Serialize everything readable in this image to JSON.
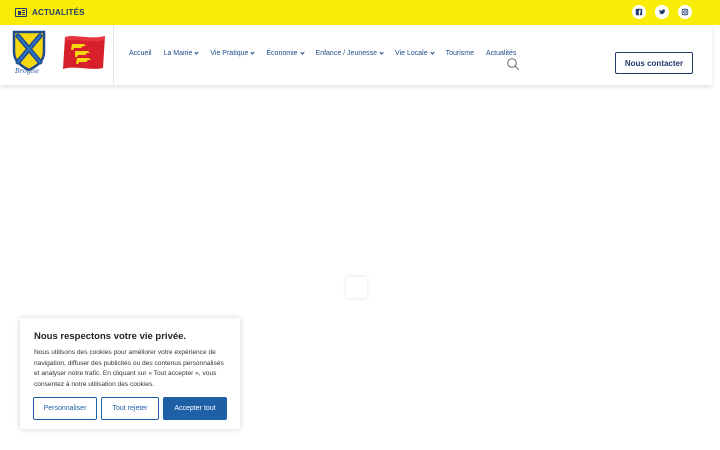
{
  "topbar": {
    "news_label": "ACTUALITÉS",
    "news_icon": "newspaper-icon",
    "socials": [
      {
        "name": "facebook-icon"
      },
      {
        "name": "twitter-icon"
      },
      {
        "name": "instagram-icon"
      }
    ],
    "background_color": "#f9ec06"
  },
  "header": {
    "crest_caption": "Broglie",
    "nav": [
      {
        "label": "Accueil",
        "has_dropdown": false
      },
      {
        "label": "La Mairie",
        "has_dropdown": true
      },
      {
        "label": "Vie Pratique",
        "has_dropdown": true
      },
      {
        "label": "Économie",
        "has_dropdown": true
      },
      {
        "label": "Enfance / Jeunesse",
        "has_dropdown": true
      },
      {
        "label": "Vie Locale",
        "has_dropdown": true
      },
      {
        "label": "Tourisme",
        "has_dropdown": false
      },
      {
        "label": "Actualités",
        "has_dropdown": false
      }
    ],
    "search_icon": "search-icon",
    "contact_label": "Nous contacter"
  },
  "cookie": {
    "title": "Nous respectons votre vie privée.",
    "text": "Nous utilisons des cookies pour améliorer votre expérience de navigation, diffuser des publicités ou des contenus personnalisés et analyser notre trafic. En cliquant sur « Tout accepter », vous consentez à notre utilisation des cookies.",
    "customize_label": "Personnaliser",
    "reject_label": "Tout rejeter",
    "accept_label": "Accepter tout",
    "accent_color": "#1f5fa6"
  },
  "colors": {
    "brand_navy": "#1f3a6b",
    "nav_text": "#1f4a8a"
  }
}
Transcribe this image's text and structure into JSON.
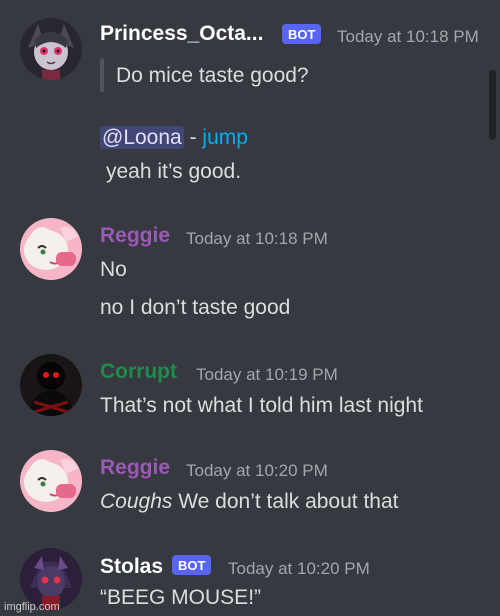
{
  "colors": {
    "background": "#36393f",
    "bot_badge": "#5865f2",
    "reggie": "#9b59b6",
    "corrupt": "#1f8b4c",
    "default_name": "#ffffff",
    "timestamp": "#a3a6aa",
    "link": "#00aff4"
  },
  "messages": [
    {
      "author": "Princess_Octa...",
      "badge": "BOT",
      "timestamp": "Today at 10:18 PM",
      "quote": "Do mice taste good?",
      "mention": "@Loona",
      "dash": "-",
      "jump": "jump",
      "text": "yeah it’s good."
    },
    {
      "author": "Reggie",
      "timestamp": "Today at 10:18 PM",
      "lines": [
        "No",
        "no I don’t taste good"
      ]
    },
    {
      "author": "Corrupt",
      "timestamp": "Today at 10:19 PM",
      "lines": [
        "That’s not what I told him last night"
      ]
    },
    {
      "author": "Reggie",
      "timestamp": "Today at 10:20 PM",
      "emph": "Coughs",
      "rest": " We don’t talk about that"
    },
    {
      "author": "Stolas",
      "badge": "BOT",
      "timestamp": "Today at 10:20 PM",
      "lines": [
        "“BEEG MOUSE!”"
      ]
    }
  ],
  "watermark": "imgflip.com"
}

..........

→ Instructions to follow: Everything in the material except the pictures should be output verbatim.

→ Exercise solution:
Serialize everything readable in this image to JSON.
{
  "topbar": {
    "news_label": "ACTUALITÉS",
    "news_icon": "newspaper-icon",
    "socials": [
      {
        "name": "facebook-icon"
      },
      {
        "name": "twitter-icon"
      },
      {
        "name": "instagram-icon"
      }
    ],
    "background_color": "#f9ec06"
  },
  "header": {
    "crest_caption": "Broglie",
    "nav": [
      {
        "label": "Accueil",
        "has_dropdown": false
      },
      {
        "label": "La Mairie",
        "has_dropdown": true
      },
      {
        "label": "Vie Pratique",
        "has_dropdown": true
      },
      {
        "label": "Économie",
        "has_dropdown": true
      },
      {
        "label": "Enfance / Jeunesse",
        "has_dropdown": true
      },
      {
        "label": "Vie Locale",
        "has_dropdown": true
      },
      {
        "label": "Tourisme",
        "has_dropdown": false
      },
      {
        "label": "Actualités",
        "has_dropdown": false
      }
    ],
    "search_icon": "search-icon",
    "contact_label": "Nous contacter"
  },
  "cookie": {
    "title": "Nous respectons votre vie privée.",
    "text": "Nous utilisons des cookies pour améliorer votre expérience de navigation, diffuser des publicités ou des contenus personnalisés et analyser notre trafic. En cliquant sur « Tout accepter », vous consentez à notre utilisation des cookies.",
    "customize_label": "Personnaliser",
    "reject_label": "Tout rejeter",
    "accept_label": "Accepter tout",
    "accent_color": "#1f5fa6"
  },
  "colors": {
    "brand_navy": "#1f3a6b",
    "nav_text": "#1f4a8a"
  }
}
Transcribe this image's text and structure into JSON.
{
  "colors": {
    "background": "#36393f",
    "bot_badge": "#5865f2",
    "reggie": "#9b59b6",
    "corrupt": "#1f8b4c",
    "default_name": "#ffffff",
    "timestamp": "#a3a6aa",
    "link": "#00aff4"
  },
  "messages": [
    {
      "author": "Princess_Octa...",
      "badge": "BOT",
      "timestamp": "Today at 10:18 PM",
      "quote": "Do mice taste good?",
      "mention": "@Loona",
      "dash": "-",
      "jump": "jump",
      "text": "yeah it’s good."
    },
    {
      "author": "Reggie",
      "timestamp": "Today at 10:18 PM",
      "lines": [
        "No",
        "no I don’t taste good"
      ]
    },
    {
      "author": "Corrupt",
      "timestamp": "Today at 10:19 PM",
      "lines": [
        "That’s not what I told him last night"
      ]
    },
    {
      "author": "Reggie",
      "timestamp": "Today at 10:20 PM",
      "emph": "Coughs",
      "rest": " We don’t talk about that"
    },
    {
      "author": "Stolas",
      "badge": "BOT",
      "timestamp": "Today at 10:20 PM",
      "lines": [
        "“BEEG MOUSE!”"
      ]
    }
  ],
  "watermark": "imgflip.com"
}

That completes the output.